**Task:**
Answer with one figure only, the number of lines below in which "true" occurs.

(The data begins)

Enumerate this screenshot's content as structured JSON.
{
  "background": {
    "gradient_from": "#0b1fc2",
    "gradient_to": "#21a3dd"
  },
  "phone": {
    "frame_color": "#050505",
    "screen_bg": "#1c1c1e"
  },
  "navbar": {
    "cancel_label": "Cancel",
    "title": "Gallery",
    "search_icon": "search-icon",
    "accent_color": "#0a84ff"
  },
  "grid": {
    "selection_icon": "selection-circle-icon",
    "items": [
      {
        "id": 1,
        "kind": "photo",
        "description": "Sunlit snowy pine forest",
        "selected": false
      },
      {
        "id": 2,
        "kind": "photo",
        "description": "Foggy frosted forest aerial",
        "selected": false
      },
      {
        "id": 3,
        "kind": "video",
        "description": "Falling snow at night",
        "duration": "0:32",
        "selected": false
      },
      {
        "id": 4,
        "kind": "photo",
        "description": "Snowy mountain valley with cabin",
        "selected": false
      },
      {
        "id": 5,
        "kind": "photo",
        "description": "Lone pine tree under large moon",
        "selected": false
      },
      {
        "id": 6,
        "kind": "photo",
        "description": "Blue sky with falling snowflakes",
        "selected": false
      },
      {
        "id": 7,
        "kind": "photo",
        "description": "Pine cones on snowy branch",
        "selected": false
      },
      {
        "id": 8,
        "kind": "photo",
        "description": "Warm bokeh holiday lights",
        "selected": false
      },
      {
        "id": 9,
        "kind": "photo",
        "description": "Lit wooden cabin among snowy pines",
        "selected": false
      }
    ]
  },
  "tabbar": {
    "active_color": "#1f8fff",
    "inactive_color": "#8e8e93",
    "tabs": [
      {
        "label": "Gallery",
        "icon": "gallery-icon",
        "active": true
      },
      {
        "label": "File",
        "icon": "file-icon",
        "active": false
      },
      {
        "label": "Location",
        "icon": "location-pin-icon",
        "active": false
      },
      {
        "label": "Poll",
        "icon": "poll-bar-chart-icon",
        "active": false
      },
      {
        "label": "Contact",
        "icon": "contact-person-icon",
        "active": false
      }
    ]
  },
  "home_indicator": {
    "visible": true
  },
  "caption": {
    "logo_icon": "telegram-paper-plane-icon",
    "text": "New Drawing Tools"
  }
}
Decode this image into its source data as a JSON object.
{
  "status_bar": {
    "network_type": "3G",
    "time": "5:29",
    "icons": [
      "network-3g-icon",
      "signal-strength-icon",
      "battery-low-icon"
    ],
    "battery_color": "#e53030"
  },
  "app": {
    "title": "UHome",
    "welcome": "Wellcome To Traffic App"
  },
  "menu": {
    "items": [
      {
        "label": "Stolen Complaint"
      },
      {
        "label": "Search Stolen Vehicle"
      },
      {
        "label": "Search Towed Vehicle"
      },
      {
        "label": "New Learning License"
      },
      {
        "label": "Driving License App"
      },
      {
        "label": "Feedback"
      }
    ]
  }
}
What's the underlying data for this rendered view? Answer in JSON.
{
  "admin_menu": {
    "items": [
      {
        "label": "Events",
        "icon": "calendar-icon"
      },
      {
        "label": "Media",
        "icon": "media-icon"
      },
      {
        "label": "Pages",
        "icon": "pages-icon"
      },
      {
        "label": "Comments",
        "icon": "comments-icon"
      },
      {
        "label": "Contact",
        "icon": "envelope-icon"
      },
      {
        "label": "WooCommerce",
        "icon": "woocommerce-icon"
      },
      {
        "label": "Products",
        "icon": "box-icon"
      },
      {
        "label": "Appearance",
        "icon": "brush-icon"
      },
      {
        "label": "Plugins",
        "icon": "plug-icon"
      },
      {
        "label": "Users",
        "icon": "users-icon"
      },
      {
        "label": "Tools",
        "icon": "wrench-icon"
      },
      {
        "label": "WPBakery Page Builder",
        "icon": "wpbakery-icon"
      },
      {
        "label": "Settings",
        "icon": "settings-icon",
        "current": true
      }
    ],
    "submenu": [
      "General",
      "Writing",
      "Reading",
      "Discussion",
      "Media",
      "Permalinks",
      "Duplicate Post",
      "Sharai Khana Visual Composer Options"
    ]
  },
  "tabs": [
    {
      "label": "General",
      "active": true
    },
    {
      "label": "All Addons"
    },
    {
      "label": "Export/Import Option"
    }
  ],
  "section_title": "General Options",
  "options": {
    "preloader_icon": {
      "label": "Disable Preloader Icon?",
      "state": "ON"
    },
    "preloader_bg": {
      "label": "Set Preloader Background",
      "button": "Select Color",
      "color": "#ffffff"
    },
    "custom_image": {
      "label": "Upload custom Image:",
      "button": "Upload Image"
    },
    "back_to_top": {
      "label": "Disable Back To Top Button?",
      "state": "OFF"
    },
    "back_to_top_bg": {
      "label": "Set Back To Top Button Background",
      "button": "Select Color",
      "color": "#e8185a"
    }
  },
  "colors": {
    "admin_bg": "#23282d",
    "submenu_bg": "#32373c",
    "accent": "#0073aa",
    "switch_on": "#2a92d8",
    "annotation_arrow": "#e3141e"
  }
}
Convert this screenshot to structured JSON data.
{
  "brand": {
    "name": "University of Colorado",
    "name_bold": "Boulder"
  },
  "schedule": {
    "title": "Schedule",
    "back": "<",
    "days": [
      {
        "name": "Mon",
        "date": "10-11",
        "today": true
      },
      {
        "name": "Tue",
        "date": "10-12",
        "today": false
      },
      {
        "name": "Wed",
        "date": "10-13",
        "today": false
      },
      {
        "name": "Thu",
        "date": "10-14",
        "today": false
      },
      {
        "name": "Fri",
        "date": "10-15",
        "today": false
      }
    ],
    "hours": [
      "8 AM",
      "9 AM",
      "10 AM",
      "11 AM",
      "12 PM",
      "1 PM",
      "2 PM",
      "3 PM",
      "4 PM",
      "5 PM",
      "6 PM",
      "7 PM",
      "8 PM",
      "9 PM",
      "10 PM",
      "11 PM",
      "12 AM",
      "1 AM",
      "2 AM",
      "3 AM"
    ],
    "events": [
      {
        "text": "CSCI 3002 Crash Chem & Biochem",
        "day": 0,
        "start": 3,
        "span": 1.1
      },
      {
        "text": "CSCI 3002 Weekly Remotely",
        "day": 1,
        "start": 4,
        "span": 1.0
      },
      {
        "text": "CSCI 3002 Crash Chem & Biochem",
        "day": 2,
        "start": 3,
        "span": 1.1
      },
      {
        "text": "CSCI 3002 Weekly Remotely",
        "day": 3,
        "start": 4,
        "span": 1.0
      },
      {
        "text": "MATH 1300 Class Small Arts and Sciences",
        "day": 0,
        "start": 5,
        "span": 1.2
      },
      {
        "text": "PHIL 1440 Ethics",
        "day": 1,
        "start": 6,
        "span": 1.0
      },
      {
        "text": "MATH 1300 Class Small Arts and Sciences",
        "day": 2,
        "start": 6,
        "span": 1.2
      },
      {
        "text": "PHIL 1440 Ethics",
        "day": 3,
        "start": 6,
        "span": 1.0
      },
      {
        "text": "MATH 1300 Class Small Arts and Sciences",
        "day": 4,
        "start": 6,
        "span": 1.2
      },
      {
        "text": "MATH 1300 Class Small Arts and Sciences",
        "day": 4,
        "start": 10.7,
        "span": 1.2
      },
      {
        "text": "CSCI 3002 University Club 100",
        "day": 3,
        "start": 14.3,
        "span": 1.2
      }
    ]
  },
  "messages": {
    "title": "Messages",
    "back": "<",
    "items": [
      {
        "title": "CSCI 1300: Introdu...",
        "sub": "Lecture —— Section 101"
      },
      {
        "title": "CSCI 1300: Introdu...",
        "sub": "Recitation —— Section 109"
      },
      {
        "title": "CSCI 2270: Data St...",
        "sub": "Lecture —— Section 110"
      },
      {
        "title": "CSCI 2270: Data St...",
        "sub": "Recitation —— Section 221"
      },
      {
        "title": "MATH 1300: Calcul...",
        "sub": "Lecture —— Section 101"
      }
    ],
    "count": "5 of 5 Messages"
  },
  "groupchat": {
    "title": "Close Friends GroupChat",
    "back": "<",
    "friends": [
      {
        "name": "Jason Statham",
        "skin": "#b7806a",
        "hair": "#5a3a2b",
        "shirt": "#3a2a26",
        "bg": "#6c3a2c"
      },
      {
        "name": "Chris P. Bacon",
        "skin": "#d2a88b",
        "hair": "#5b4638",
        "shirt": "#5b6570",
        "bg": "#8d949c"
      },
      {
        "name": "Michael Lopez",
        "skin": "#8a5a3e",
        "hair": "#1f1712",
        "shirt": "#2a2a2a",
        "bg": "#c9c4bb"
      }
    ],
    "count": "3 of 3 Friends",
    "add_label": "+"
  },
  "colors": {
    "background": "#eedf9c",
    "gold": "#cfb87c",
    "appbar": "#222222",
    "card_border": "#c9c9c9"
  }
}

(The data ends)

**Response:**
5